ASSIGNED TASK: Give back only one number: how many lines in the data below contain the word "this".

Dataset rows describing interfaces:
[Start of Attachment]
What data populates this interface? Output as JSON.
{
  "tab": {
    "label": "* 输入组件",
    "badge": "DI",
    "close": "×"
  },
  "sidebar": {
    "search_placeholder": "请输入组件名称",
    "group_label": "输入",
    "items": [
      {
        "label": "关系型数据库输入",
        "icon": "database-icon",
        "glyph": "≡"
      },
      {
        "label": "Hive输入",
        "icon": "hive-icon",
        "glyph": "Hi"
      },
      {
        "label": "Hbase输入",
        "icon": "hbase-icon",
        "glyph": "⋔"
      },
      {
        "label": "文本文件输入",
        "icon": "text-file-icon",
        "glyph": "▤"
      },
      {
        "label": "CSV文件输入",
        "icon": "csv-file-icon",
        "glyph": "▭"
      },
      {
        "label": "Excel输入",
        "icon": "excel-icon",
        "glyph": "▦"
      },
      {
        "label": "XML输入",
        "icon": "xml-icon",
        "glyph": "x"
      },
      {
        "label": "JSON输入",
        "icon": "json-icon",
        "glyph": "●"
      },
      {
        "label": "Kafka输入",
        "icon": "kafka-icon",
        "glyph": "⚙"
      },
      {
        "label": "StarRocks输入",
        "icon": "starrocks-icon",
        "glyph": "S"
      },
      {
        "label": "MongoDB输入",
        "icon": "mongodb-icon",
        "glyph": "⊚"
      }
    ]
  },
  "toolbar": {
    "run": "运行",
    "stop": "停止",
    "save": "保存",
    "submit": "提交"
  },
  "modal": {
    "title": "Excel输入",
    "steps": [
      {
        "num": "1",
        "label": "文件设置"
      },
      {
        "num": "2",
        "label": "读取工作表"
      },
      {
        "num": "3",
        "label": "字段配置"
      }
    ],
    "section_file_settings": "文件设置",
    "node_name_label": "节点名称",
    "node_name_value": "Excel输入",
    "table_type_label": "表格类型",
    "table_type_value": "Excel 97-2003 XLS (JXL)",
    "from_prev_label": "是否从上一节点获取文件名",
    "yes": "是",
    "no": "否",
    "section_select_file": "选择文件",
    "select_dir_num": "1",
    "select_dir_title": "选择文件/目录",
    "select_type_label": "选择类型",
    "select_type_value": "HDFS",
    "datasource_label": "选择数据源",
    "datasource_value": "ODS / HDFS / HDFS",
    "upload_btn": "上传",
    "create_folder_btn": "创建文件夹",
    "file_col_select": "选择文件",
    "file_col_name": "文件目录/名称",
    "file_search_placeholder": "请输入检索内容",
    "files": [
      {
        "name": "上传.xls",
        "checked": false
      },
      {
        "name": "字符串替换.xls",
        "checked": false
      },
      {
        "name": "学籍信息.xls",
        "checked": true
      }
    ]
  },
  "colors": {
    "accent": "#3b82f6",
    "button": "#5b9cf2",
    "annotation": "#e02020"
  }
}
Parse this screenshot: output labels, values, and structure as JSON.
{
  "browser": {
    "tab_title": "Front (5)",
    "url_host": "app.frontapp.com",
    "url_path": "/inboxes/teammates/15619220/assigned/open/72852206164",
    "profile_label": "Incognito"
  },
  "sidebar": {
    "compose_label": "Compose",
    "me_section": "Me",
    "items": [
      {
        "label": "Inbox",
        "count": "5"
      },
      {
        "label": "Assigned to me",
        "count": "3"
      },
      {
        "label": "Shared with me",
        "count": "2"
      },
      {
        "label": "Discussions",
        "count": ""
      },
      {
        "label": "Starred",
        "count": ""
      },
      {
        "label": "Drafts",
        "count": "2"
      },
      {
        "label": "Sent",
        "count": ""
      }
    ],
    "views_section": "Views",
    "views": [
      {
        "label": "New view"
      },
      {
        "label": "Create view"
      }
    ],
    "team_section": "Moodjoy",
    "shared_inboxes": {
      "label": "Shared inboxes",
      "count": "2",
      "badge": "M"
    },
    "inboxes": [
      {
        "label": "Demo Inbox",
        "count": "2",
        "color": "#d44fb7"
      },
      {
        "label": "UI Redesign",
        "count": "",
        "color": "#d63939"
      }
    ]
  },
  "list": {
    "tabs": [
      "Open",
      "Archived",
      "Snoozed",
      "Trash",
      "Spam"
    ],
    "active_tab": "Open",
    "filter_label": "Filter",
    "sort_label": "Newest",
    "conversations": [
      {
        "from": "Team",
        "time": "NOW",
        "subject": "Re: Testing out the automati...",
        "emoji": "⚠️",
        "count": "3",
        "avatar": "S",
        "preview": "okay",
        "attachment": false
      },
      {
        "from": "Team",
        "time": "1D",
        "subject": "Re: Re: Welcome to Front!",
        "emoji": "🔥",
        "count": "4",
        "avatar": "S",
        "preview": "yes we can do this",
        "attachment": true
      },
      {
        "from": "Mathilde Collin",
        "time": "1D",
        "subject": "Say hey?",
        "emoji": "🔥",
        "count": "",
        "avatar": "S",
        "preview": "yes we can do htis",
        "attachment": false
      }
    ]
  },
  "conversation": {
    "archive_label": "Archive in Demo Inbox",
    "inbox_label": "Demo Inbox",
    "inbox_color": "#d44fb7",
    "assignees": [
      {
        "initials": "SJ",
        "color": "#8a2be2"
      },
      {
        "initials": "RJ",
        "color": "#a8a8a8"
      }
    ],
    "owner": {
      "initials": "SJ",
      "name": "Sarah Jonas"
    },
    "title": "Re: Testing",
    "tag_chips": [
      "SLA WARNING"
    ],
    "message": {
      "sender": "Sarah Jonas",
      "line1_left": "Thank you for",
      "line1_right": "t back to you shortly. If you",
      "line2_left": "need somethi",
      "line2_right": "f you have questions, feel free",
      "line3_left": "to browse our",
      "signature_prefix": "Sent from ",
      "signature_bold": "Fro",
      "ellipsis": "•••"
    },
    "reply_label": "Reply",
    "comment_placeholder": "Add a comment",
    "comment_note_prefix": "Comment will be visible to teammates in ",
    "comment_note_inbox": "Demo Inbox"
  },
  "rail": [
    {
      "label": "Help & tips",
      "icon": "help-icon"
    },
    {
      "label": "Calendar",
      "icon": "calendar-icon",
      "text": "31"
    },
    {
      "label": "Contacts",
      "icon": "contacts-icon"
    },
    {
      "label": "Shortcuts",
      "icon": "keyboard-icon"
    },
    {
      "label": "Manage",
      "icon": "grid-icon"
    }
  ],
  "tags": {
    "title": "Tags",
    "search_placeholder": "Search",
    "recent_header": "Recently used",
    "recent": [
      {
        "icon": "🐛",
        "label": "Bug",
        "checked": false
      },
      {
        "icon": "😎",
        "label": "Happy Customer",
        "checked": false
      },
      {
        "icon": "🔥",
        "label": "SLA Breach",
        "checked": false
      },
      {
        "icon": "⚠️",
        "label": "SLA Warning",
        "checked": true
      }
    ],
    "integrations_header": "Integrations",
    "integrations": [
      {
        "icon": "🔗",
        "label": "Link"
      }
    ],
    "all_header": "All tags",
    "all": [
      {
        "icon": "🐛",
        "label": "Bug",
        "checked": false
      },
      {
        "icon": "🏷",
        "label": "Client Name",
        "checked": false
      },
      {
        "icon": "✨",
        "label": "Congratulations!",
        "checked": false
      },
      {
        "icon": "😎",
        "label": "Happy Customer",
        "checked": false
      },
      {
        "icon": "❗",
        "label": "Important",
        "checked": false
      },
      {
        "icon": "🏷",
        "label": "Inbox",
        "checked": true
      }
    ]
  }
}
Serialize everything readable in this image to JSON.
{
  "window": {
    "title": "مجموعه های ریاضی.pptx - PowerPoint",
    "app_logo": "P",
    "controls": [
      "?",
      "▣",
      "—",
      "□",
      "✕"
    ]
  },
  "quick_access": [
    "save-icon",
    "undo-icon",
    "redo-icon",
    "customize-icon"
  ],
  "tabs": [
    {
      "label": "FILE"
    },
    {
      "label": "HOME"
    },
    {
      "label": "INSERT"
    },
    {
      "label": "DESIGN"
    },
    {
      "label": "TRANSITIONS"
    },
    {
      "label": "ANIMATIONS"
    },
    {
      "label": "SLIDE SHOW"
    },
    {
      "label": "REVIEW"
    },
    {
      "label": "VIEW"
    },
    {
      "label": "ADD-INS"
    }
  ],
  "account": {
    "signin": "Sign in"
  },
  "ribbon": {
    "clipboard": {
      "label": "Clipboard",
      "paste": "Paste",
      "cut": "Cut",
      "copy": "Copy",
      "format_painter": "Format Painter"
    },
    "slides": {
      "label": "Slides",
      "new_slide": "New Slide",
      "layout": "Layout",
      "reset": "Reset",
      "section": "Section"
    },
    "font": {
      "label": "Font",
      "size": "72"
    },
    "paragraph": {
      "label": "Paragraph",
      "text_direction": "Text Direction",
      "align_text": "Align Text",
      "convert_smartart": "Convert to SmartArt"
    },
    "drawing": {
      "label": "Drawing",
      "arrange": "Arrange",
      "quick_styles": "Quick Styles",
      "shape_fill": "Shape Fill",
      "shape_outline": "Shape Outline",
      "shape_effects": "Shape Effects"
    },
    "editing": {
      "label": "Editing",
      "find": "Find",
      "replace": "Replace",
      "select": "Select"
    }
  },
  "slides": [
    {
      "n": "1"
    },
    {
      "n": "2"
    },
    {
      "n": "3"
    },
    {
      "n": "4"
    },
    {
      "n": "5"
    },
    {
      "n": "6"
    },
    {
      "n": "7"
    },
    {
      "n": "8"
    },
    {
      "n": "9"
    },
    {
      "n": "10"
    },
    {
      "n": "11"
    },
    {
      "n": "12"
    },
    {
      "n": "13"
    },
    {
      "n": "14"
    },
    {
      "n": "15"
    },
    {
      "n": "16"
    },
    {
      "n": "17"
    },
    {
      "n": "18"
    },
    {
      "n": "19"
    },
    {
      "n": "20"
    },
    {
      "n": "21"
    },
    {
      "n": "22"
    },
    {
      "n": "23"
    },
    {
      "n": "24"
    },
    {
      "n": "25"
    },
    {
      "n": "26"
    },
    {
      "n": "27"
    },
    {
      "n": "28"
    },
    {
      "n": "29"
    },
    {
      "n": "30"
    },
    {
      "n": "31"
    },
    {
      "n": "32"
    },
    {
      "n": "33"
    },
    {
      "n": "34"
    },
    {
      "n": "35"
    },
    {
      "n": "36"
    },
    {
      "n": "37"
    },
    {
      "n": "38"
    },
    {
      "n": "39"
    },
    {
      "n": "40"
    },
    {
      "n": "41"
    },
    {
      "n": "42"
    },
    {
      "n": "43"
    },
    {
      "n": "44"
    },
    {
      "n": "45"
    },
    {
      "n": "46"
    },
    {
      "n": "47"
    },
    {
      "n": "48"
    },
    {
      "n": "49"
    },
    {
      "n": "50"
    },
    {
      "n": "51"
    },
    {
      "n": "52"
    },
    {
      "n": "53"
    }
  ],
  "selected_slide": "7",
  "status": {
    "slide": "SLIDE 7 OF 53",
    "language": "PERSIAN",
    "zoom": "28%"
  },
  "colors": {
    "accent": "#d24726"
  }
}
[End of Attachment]
RESULT: 4